Seat Support and Storage. The seat is really not well supported if the tubes are not rock hard. We needed a place for the horn, ether, critter jars, sunscreen, drinking water, fishing permit, Jessica's operating permit, and so forth. A real milk crate (theft by conversion?) with some netting halfway up the back side and a pair of firing strips on the bottom to span the rubber floor joint strip makes a strong and corrosion-proof support. I considered making something out of fiberglas... and my sketches kept looking like a milk crate to me. we keep the PFDs on one side an a 1-gallon gas can on the other. Though it is not touching the seat in the photograph, it will be when weight is applied. We have 2 seasons on this addition.

Tender Suspension. Supporting a removable floor tender up high on the PDQ davits takes some fiddling; I won't take all of the credit, if any is due, since the PO made some of the modifications. I though to post this after seeing my neighbor's Gemini tender fall in the water in the past week (if you follow this blog you may want to check your boat--I don't have your phone number). All of the weight of his tender was supported by the floorboards, the inflation pressure went down, and the floor pulled out.

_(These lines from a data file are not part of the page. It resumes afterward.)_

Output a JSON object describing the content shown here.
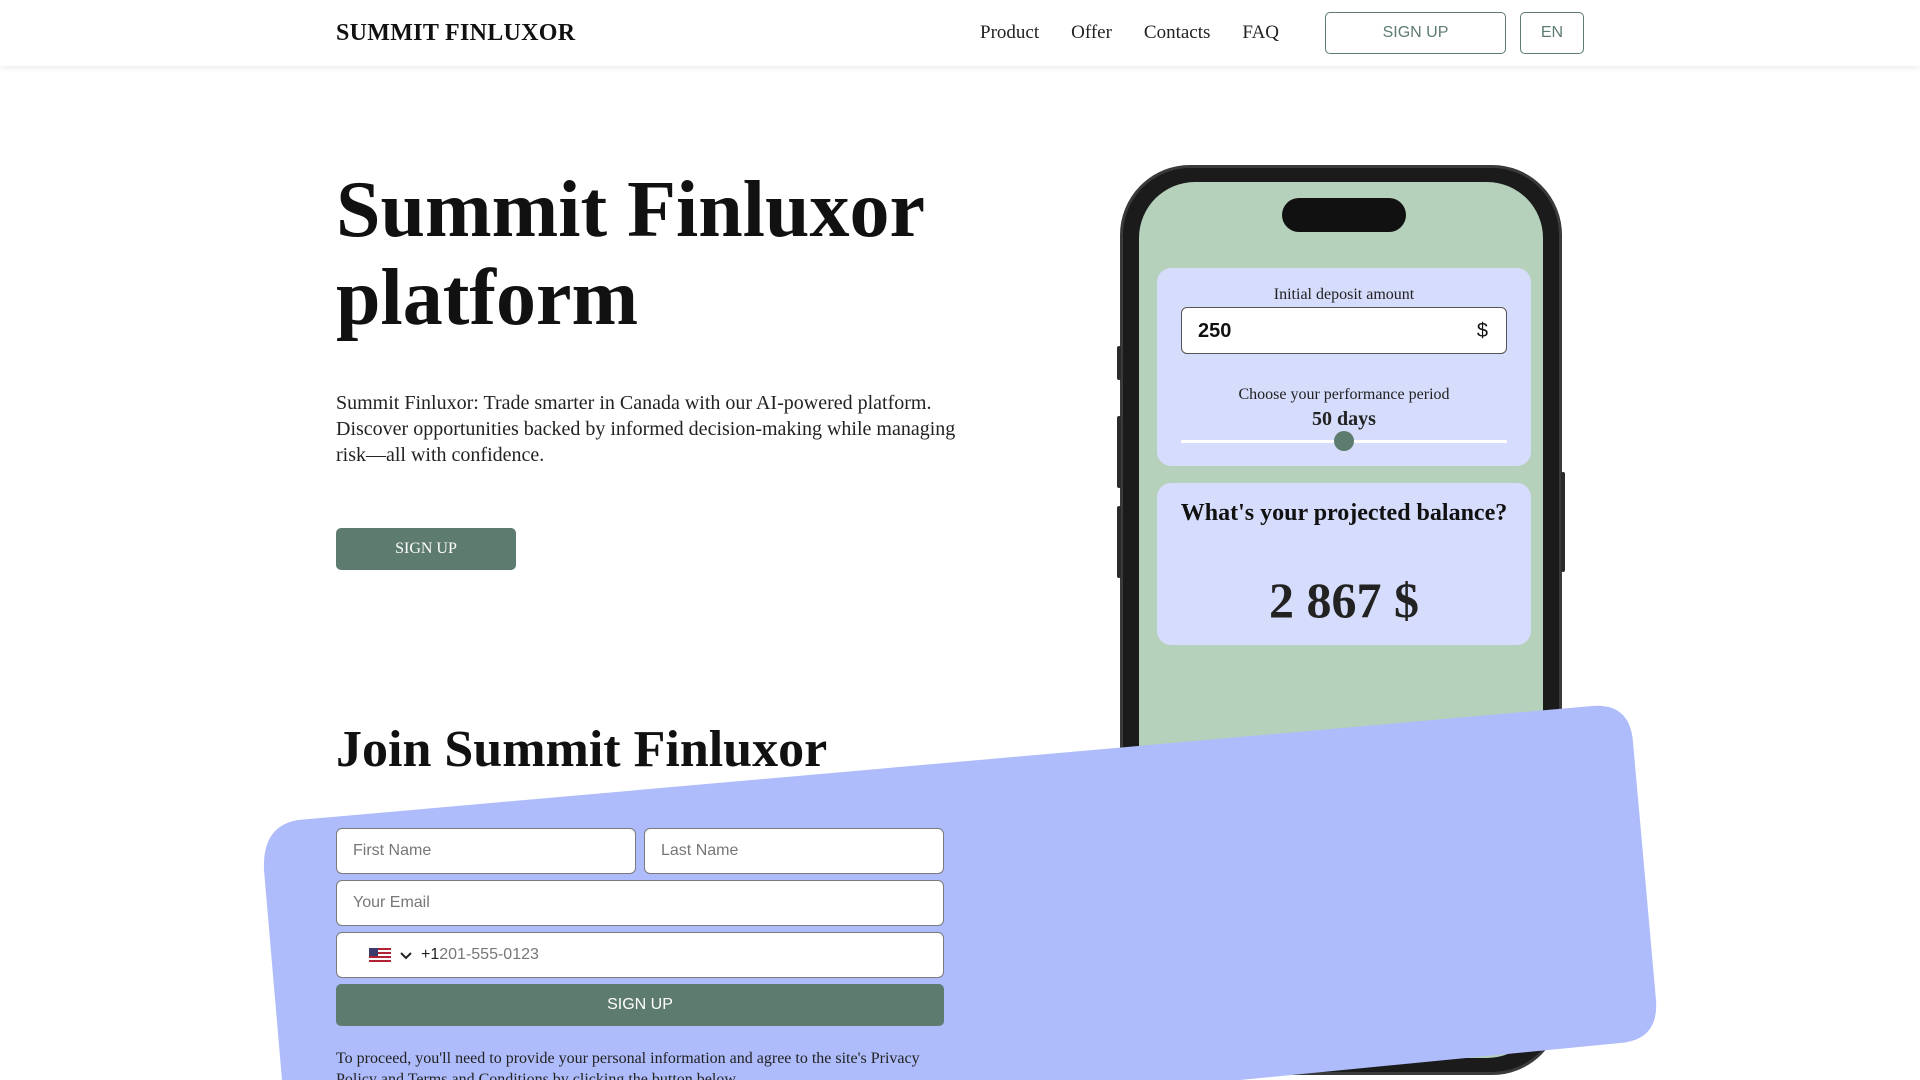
{
  "header": {
    "logo": "SUMMIT FINLUXOR",
    "nav": [
      "Product",
      "Offer",
      "Contacts",
      "FAQ"
    ],
    "signup_label": "SIGN UP",
    "lang_label": "EN"
  },
  "hero": {
    "title": "Summit Finluxor platform",
    "description": "Summit Finluxor: Trade smarter in Canada with our AI-powered platform. Discover opportunities backed by informed decision-making while managing risk—all with confidence.",
    "cta_label": "SIGN UP"
  },
  "calculator": {
    "deposit_label": "Initial deposit amount",
    "deposit_value": "250",
    "deposit_currency": "$",
    "period_label": "Choose your performance period",
    "period_value": "50 days",
    "period_fraction": 0.5,
    "projected_title": "What's your projected balance?",
    "projected_value": "2 867 $"
  },
  "form": {
    "title": "Join Summit Finluxor",
    "first_name_placeholder": "First Name",
    "last_name_placeholder": "Last Name",
    "email_placeholder": "Your Email",
    "dial_code": "+1",
    "phone_placeholder": "201-555-0123",
    "submit_label": "SIGN UP",
    "disclaimer": "To proceed, you'll need to provide your personal information and agree to the site's Privacy Policy and Terms and Conditions by clicking the button below."
  },
  "colors": {
    "accent": "#5e7b6f",
    "shape": "#afbcfb",
    "card": "#d6dcfb",
    "phone_screen": "#b5d0bb"
  },
  "icons": [
    "us-flag-icon",
    "chevron-down-icon"
  ]
}
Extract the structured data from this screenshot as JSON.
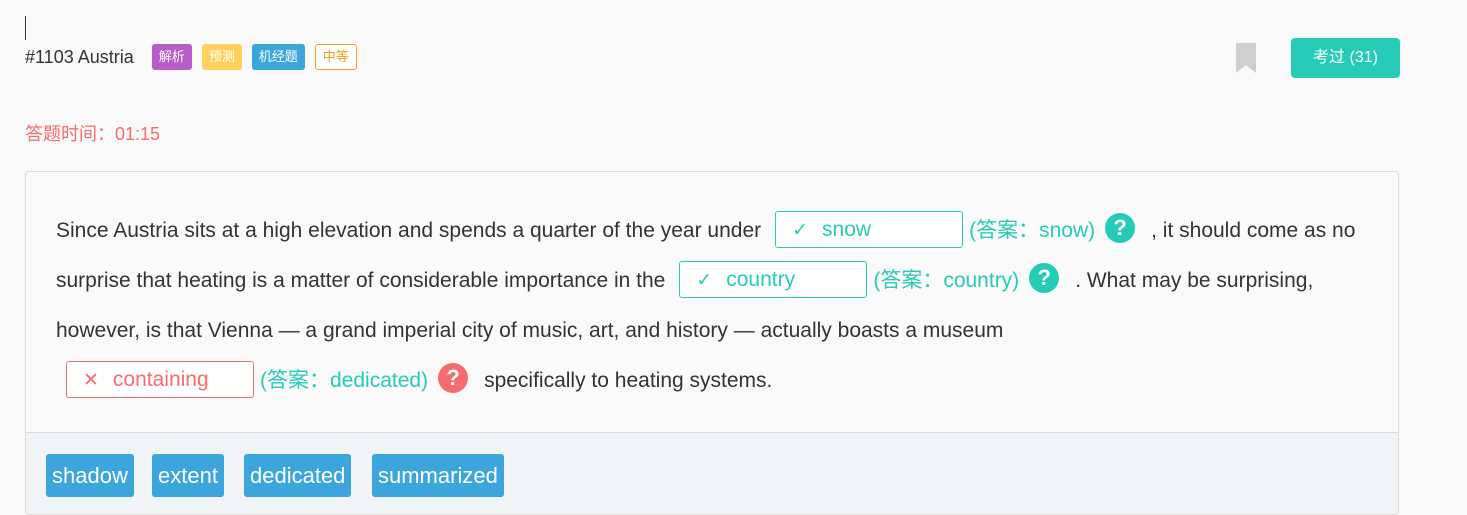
{
  "header": {
    "question_title": "#1103 Austria",
    "tags": [
      "解析",
      "预测",
      "机经题",
      "中等"
    ],
    "done_button": "考过 (31)"
  },
  "timer": {
    "label": "答题时间：01:15"
  },
  "passage": {
    "segment_1": "Since Austria sits at a high elevation and spends a quarter of the year under",
    "blank_1": {
      "value": "snow",
      "status": "correct",
      "answer": "(答案：snow)"
    },
    "segment_2": ", it should come as no surprise that heating is a matter of considerable importance in the",
    "blank_2": {
      "value": "country",
      "status": "correct",
      "answer": "(答案：country)"
    },
    "segment_3": ". What may be surprising, however, is that Vienna — a grand imperial city of music, art, and history — actually boasts a museum",
    "blank_3": {
      "value": "containing",
      "status": "wrong",
      "answer": "(答案：dedicated)"
    },
    "segment_4": "specifically to heating systems."
  },
  "word_bank": [
    "shadow",
    "extent",
    "dedicated",
    "summarized"
  ],
  "icons": {
    "correct": "✓",
    "wrong": "✕",
    "help": "?",
    "bookmark": "bookmark-icon"
  },
  "colors": {
    "accent": "#26cbb8",
    "error": "#f56c6c",
    "word_chip": "#3ba5dc",
    "tag_purple": "#b85cc8",
    "tag_yellow": "#ffd15c",
    "tag_blue": "#3ba5dc",
    "tag_outline": "#f0a020"
  }
}
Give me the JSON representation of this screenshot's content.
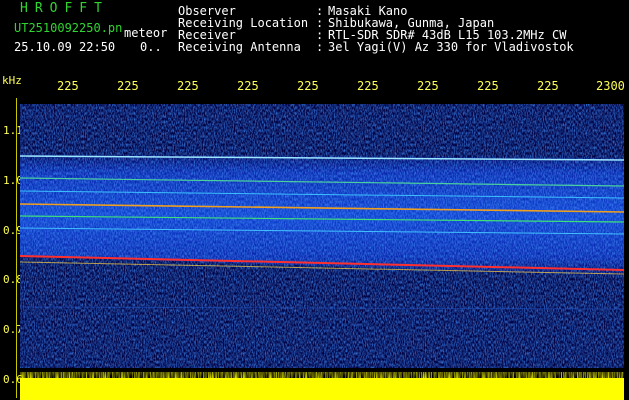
{
  "header": {
    "brand": "HROFFT",
    "filename": "UT2510092250.pn",
    "kind": "meteor",
    "datetime": "25.10.09 22:50",
    "value": "0..",
    "info": [
      {
        "label": "Observer",
        "value": "Masaki Kano"
      },
      {
        "label": "Receiving Location",
        "value": "Shibukawa, Gunma, Japan"
      },
      {
        "label": "Receiver",
        "value": "RTL-SDR SDR# 43dB L15 103.2MHz CW"
      },
      {
        "label": "Receiving Antenna",
        "value": "3el Yagi(V) Az 330 for Vladivostok"
      }
    ],
    "separator": ":"
  },
  "axes": {
    "y_unit": "kHz",
    "y_ticks": [
      "1.1",
      "1.0",
      "0.9",
      "0.8",
      "0.7",
      "0.6"
    ],
    "x_ticks": [
      "225",
      "225",
      "225",
      "225",
      "225",
      "225",
      "225",
      "225",
      "225",
      "2300"
    ]
  },
  "colors": {
    "green_text": "#31d531",
    "white_text": "#ffffff",
    "axis_text": "#ffff55",
    "bar": "#ffff00",
    "background": "#000000"
  }
}
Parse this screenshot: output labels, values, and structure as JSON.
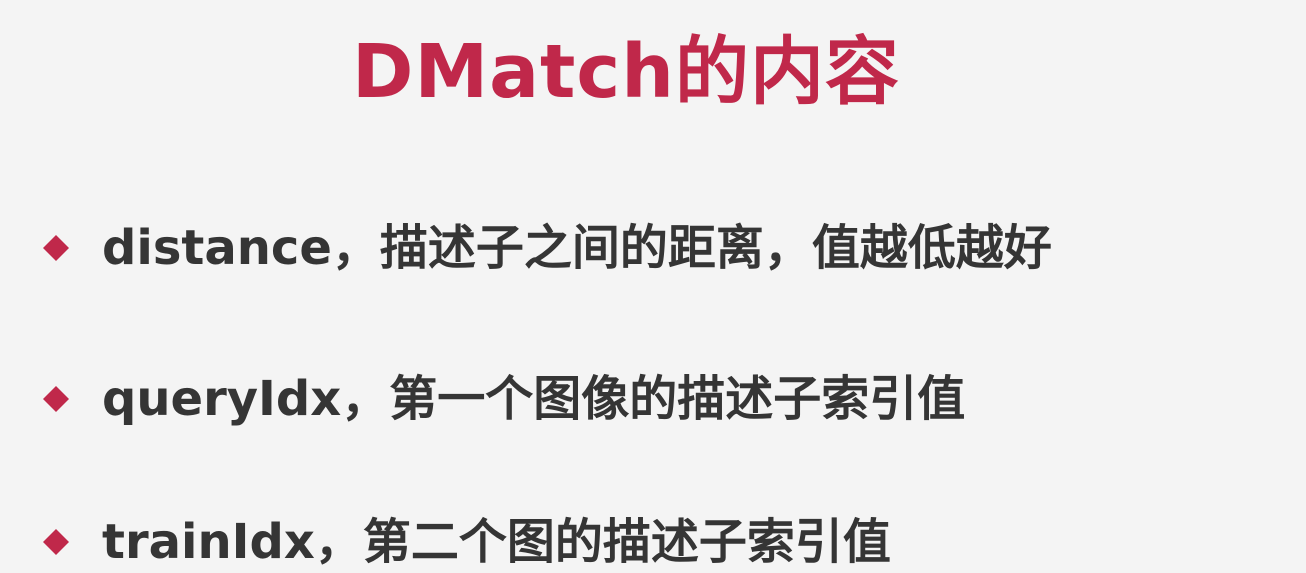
{
  "slide": {
    "title": "DMatch的内容",
    "bullets": [
      {
        "text": "distance，描述子之间的距离，值越低越好"
      },
      {
        "text": "queryIdx，第一个图像的描述子索引值"
      },
      {
        "text": "trainIdx，第二个图的描述子索引值"
      }
    ],
    "colors": {
      "accent": "#c0284a",
      "text": "#353535",
      "background": "#f4f4f4"
    },
    "icon": "diamond-bullet-icon"
  }
}
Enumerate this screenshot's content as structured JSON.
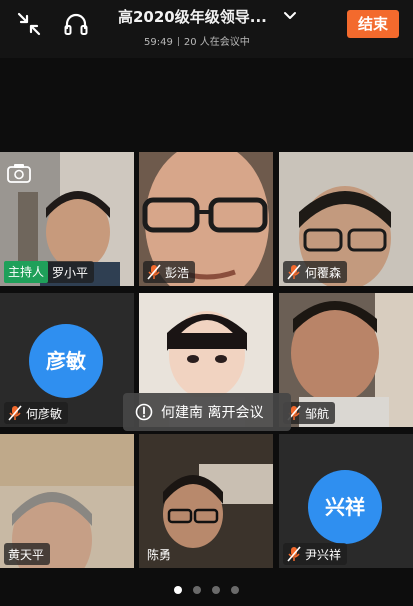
{
  "header": {
    "title": "高2020级年级领导...",
    "timer": "59:49",
    "participants": "20 人在会议中",
    "end_label": "结束"
  },
  "participants": [
    {
      "name": "罗小平",
      "host": true,
      "host_label": "主持人",
      "muted": false
    },
    {
      "name": "彭浩",
      "muted": true
    },
    {
      "name": "何覆森",
      "muted": true
    },
    {
      "name": "何彦敏",
      "muted": true,
      "avatar_text": "彦敏"
    },
    {
      "name": "",
      "muted": false
    },
    {
      "name": "邹航",
      "muted": true
    },
    {
      "name": "黄天平",
      "muted": false
    },
    {
      "name": "陈勇",
      "muted": false
    },
    {
      "name": "尹兴祥",
      "muted": true,
      "avatar_text": "兴祥"
    }
  ],
  "toast": {
    "text": "何建南 离开会议"
  },
  "pagination": {
    "total": 4,
    "current": 1
  },
  "colors": {
    "end_button": "#f36a2d",
    "host_badge": "#1fa05a",
    "avatar": "#2f8ff0",
    "mute_icon": "#f36a2d"
  }
}
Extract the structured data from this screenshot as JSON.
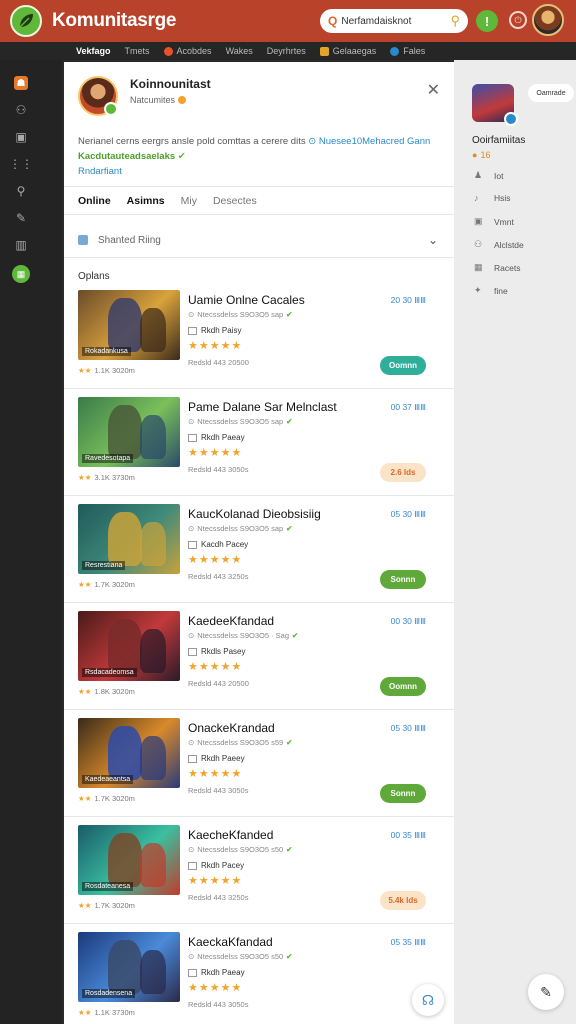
{
  "app": {
    "title": "Komunitasrge",
    "search_value": "Nerfamdaisknot",
    "icons": [
      "leaf-icon",
      "search-icon",
      "power-icon"
    ]
  },
  "nav": [
    {
      "label": "Vekfago",
      "active": true,
      "dot": ""
    },
    {
      "label": "Tmets",
      "active": false,
      "dot": ""
    },
    {
      "label": "Acobdes",
      "active": false,
      "dot": "#e8522a"
    },
    {
      "label": "Wakes",
      "active": false,
      "dot": ""
    },
    {
      "label": "Deyrhrtes",
      "active": false,
      "dot": ""
    },
    {
      "label": "Gelaaegas",
      "active": false,
      "dot": "#e3a428"
    },
    {
      "label": "Fales",
      "active": false,
      "dot": "#2a8ac9"
    }
  ],
  "profile": {
    "name": "Koinnounitast",
    "subtitle": "Natcumites",
    "bio_text": "Nerianel cerns eergrs ansle pold comttas a cerere dits",
    "bio_link": "Nuesee10Mehacred Gann",
    "bio_tag": "Kacdutauteadsaelaks",
    "bio_more": "Rndarfiant"
  },
  "tabs": [
    {
      "label": "Online",
      "active": true
    },
    {
      "label": "Asimns",
      "active": true
    },
    {
      "label": "Miy",
      "active": false
    },
    {
      "label": "Desectes",
      "active": false
    }
  ],
  "filter": {
    "label": "Shanted Riing"
  },
  "list_heading": "Oplans",
  "games": [
    {
      "title": "Uamie Onlne Cacales",
      "line1": "Ntecssdelss S9O3O5 sap",
      "player": "Rkdh Paisy",
      "line3": "Redsld 443 20500",
      "time": "20 30 ⅢⅢ",
      "button": "Oomnn",
      "button_color": "#2fae9a",
      "button_text": "#ffffff",
      "thumb_label": "Rokadankusa",
      "meta": "1.1K 3020m",
      "stars_small": "★★",
      "stars": "★★★★★",
      "bg": [
        "#6a4a2a",
        "#d9a23c",
        "#3a2a1a"
      ],
      "fig": "#3a3f6a"
    },
    {
      "title": "Pame Dalane Sar Melnclast",
      "line1": "Ntecssdelss S9O3O5 sap",
      "player": "Rkdh Paeay",
      "line3": "Redsld 443 3050s",
      "time": "00 37 ⅢⅢ",
      "button": "2.6 Ids",
      "button_color": "#fbe3c8",
      "button_text": "#d9692a",
      "thumb_label": "Ravedesotapa",
      "meta": "3.1K 3730m",
      "stars_small": "★★",
      "stars": "★★★★★",
      "bg": [
        "#3a7a4a",
        "#7ac05a",
        "#2a4a6a"
      ],
      "fig": "#4a5a3a"
    },
    {
      "title": "KaucKolanad Dieobsisiig",
      "line1": "Ntecssdelss S9O3O5 sap",
      "player": "Kacdh Pacey",
      "line3": "Redsld 443 3250s",
      "time": "05 30 ⅢⅢ",
      "button": "Sonnn",
      "button_color": "#5fa83a",
      "button_text": "#ffffff",
      "thumb_label": "Resrestiana",
      "meta": "1.7K 3020m",
      "stars_small": "★★",
      "stars": "★★★★★",
      "bg": [
        "#1f5a5a",
        "#3f8a7a",
        "#c9a23a"
      ],
      "fig": "#c9a23a"
    },
    {
      "title": "KaedeeKfandad",
      "line1": "Ntecssdelss S9O3O5 · Sag",
      "player": "Rkdls Pasey",
      "line3": "Redsld 443 20500",
      "time": "00 30 ⅢⅢ",
      "button": "Oomnn",
      "button_color": "#5fa83a",
      "button_text": "#ffffff",
      "thumb_label": "Rsdacadeomsa",
      "meta": "1.8K 3020m",
      "stars_small": "★★",
      "stars": "★★★★★",
      "bg": [
        "#4a1a1a",
        "#c23a3a",
        "#2a1a2a"
      ],
      "fig": "#7a2a2a"
    },
    {
      "title": "OnackeKrandad",
      "line1": "Ntecssdelss S9O3O5 s59",
      "player": "Rkdh Paeey",
      "line3": "Redsld 443 3050s",
      "time": "05 30 ⅢⅢ",
      "button": "Sonnn",
      "button_color": "#5fa83a",
      "button_text": "#ffffff",
      "thumb_label": "Kaedeaeantsa",
      "meta": "1.7K 3020m",
      "stars_small": "★★",
      "stars": "★★★★★",
      "bg": [
        "#3a2a1a",
        "#d98a2a",
        "#2a3a7a"
      ],
      "fig": "#2a4aaa"
    },
    {
      "title": "KaecheKfanded",
      "line1": "Ntecssdelss S9O3O5 s50",
      "player": "Rkdh Pacey",
      "line3": "Redsld 443 3250s",
      "time": "00 35 ⅢⅢ",
      "button": "5.4k Ids",
      "button_color": "#fbe3c8",
      "button_text": "#d9692a",
      "thumb_label": "Rosdateanesa",
      "meta": "1.7K 3020m",
      "stars_small": "★★",
      "stars": "★★★★★",
      "bg": [
        "#1a5a6a",
        "#3ac0a0",
        "#c23a2a"
      ],
      "fig": "#7a4a2a"
    },
    {
      "title": "KaeckaKfandad",
      "line1": "Ntecssdelss S9O3O5 s50",
      "player": "Rkdh Paeay",
      "line3": "Redsld 443 3050s",
      "time": "05 35 ⅢⅢ",
      "button": "",
      "button_color": "#ffffff",
      "button_text": "#ffffff",
      "thumb_label": "Rosdadensena",
      "meta": "1.1K 3730m",
      "stars_small": "★★",
      "stars": "★★★★★",
      "bg": [
        "#1a3a7a",
        "#4a8ad9",
        "#2a2a4a"
      ],
      "fig": "#3a4a6a"
    }
  ],
  "right_panel": {
    "pill": "Oamrade",
    "name": "Ooirfamiitas",
    "points": "16",
    "items": [
      {
        "icon": "person-icon",
        "glyph": "♟",
        "label": "Iot"
      },
      {
        "icon": "music-icon",
        "glyph": "♪",
        "label": "Hsis"
      },
      {
        "icon": "box-icon",
        "glyph": "▣",
        "label": "Vmnt"
      },
      {
        "icon": "gamepad-icon",
        "glyph": "⚇",
        "label": "Alclstde"
      },
      {
        "icon": "grid-icon",
        "glyph": "▦",
        "label": "Racets"
      },
      {
        "icon": "puzzle-icon",
        "glyph": "✦",
        "label": "fine"
      }
    ]
  },
  "colors": {
    "header": "#b8432a",
    "accent_green": "#5fb83a",
    "accent_blue": "#2a8ac9",
    "star": "#f2a32a"
  }
}
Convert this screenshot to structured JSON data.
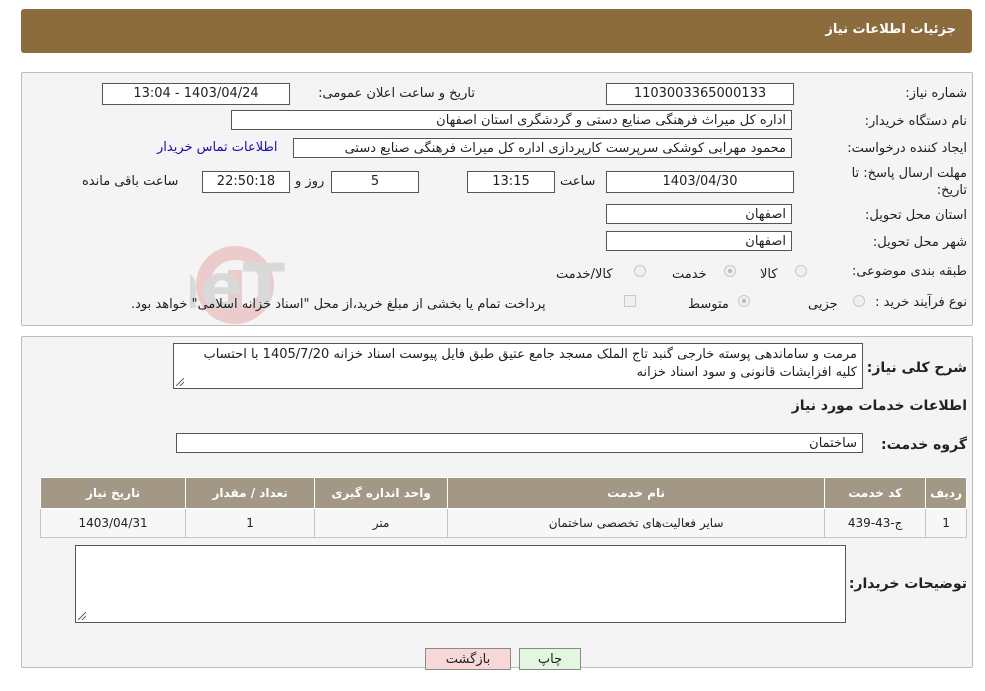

The transom is easy; just clip the fitting installed for this purpose. The bow is tricky. The weight must be carried by both the tubes and the floor. The PO installed loops in the tubes for a bridle and I added the loops through the floorboards. At first I had only the center loop but that caused the floor to bow and once, when the tubes were quite flat, pull part-way out; the outside loops solved this. I replaced the chafe pads above the rings--don't forget these or you will wear through the tubes. We leave the bridle attached to the tender most of the time; it is not in the way.

Other Tasks. There is always more....
  • Replace remaining two Hella fans with Boras. Strange wiring was found, again. Odd, since most other PO wiring was impeccable. Must have been hot and in a rush. I can imagine a hellish July install. OR perhaps I am looking at a mix of contractor and PO work.
  • Replaced line guides on a trolling rod
  • Took the Cruise-N-Carry AC home. Sucker is a heavy and a pain to maneuver in the salon on  daily basis (where it must be stored). I love it at night sleeping and hate it the rest of the time. Summer is over so she goes home and won't be missed... until it hits 90F again.
  • Stowed the bike rack under the bunk.
  • Painted numbers on the tender
  • Measured for some future projects
  • Replaced hatch (broken lens) in roof of salon. Since I had a spare (thank you, PO) and it was bedded with butyl tape, it was a 15 minutes job. Since then, I have replaced the broken lens and thus still have a spare. They arn't difficult to re-glaze... at home with a full shop!
  • Lubed the hold down latches on the engines; they're getting stiffer and I am getting concerned.
  • Cleaning. After 3 weeks on the boat, she was due. The last few days were too rough for cleaning and the sailing was too good!
  • Replaced a spent propane cylinder
  • Swapped a few Fall vs. Summer items from the boat
Busy day. All--except the painting--done after work. I got off early, but still...

I followed-up this work with an hour of floating mindlessly in the tender, just outside the break water in a fish-infested cove. I found a gloriously comfortable posture in the bottom, head propped on the bow tube, feet splayed, and arms... heck I forget. I fell asleep. And then some insensitive damn fish woke me. It's enough to make me take the bait off the hooks.


  1. Sounds like the perfect end to me.


  2. Oh, it really was. To lay back, tired but finished, listening to the waves slap and the wind blow. All was right with the world.